“For we are free—free to suffer every anguish of deliberation, of decisions which must be made upon suspect information and half-knowledge, every anguish of hindsight and regret, of failure, shame and responsibility for all that we have brought upon ourselves and others: free to struggle, to starve, to demand from all one last, supreme effort to reach where we long to be and, once there, to conclude that it is not, after all, the right place.”
—Richard Adams, The Plague Dogs
What Adams is describing here is not just the agony of freedom, but the agony of freedom plus honesty. For most of us, making that “supreme effort to reach where we long to be” precludes any chance that we’ll ever conclude that it’s not the right place. In hindsight, the once-suspect information and half-knowledge will seem stronger and more complete. Commitment creates its own confidence.
In other words, if you’ve ever experienced the kind of dark freedom described above, take it as a positive sign. There’s moral courage in acknowledging what you don’t know.

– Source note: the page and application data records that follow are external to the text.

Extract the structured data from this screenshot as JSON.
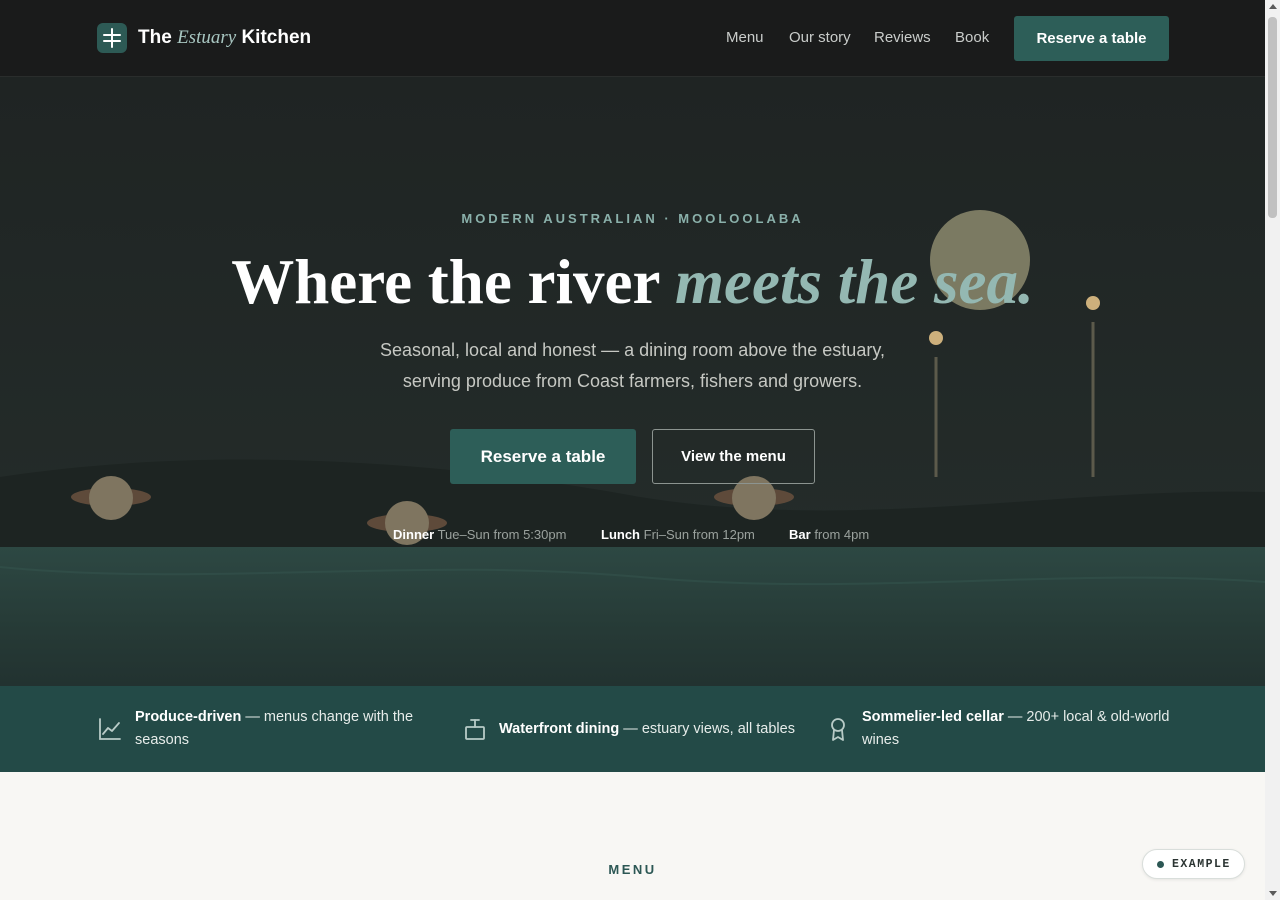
{
  "header": {
    "brand_prefix": "The",
    "brand_italic": "Estuary",
    "brand_suffix": "Kitchen",
    "logo_icon": "logo-mark-icon",
    "nav": [
      "Menu",
      "Our story",
      "Reviews",
      "Book"
    ],
    "cta": "Reserve a table"
  },
  "hero": {
    "eyebrow": "MODERN AUSTRALIAN · MOOLOOLABA",
    "headline_plain": "Where the river",
    "headline_accent": "meets the sea.",
    "subtext_line1": "Seasonal, local and honest — a dining room above the estuary,",
    "subtext_line2": "serving produce from Coast farmers, fishers and growers.",
    "primary_button": "Reserve a table",
    "secondary_button": "View the menu",
    "hours": [
      {
        "label": "Dinner",
        "value": "Tue–Sun from 5:30pm"
      },
      {
        "label": "Lunch",
        "value": "Fri–Sun from 12pm"
      },
      {
        "label": "Bar",
        "value": "from 4pm"
      }
    ]
  },
  "features": [
    {
      "icon": "chart-line-icon",
      "title": "Produce-driven",
      "text_line1": " — menus change with the",
      "text_line2": "seasons"
    },
    {
      "icon": "waterfront-icon",
      "title": "Waterfront dining",
      "text_line1": " — estuary views, all tables",
      "text_line2": ""
    },
    {
      "icon": "award-ribbon-icon",
      "title": "Sommelier-led cellar",
      "text_line1": " — 200+ local & old-world",
      "text_line2": "wines"
    }
  ],
  "menu_section": {
    "label": "MENU"
  },
  "badge": {
    "label": "EXAMPLE"
  },
  "colors": {
    "accent": "#2d5e58",
    "accent_light": "#94b8b2",
    "header_bg": "#1a1b1b",
    "feature_band": "#234a47",
    "page_bg": "#f8f7f4"
  }
}
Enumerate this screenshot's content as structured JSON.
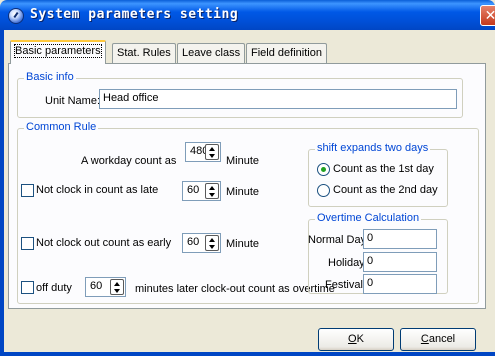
{
  "window": {
    "title": "System parameters setting",
    "close_glyph": "✕"
  },
  "tabs": [
    {
      "label": "Basic parameters",
      "active": true
    },
    {
      "label": "Stat. Rules",
      "active": false
    },
    {
      "label": "Leave class",
      "active": false
    },
    {
      "label": "Field definition",
      "active": false
    }
  ],
  "basic_info": {
    "group_label": "Basic info",
    "unit_name_label": "Unit Name:",
    "unit_name_value": "Head office"
  },
  "common_rule": {
    "group_label": "Common Rule",
    "workday_label": "A workday count as",
    "workday_value": "480",
    "workday_unit": "Minute",
    "not_clock_in_label": "Not clock in count as late",
    "not_clock_in_checked": false,
    "not_clock_in_value": "60",
    "not_clock_in_unit": "Minute",
    "not_clock_out_label": "Not clock out count as early",
    "not_clock_out_checked": false,
    "not_clock_out_value": "60",
    "not_clock_out_unit": "Minute",
    "off_duty_label": "off duty",
    "off_duty_checked": false,
    "off_duty_value": "60",
    "off_duty_suffix": "minutes later clock-out count as overtime"
  },
  "shift_expands": {
    "group_label": "shift expands two days",
    "options": [
      {
        "label": "Count as the 1st day",
        "checked": true
      },
      {
        "label": "Count as the 2nd day",
        "checked": false
      }
    ]
  },
  "overtime": {
    "group_label": "Overtime Calculation",
    "normal_day_label": "Normal Day",
    "normal_day_value": "0",
    "holiday_label": "Holiday",
    "holiday_value": "0",
    "festival_label": "Festival",
    "festival_value": "0"
  },
  "buttons": {
    "ok_mnemonic": "O",
    "ok_rest": "K",
    "cancel_mnemonic": "C",
    "cancel_rest": "ancel"
  }
}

But is it any wonder that so many of us seek out confident teachers who offer unambiguous answers, or who promise wisdom in seven simple steps?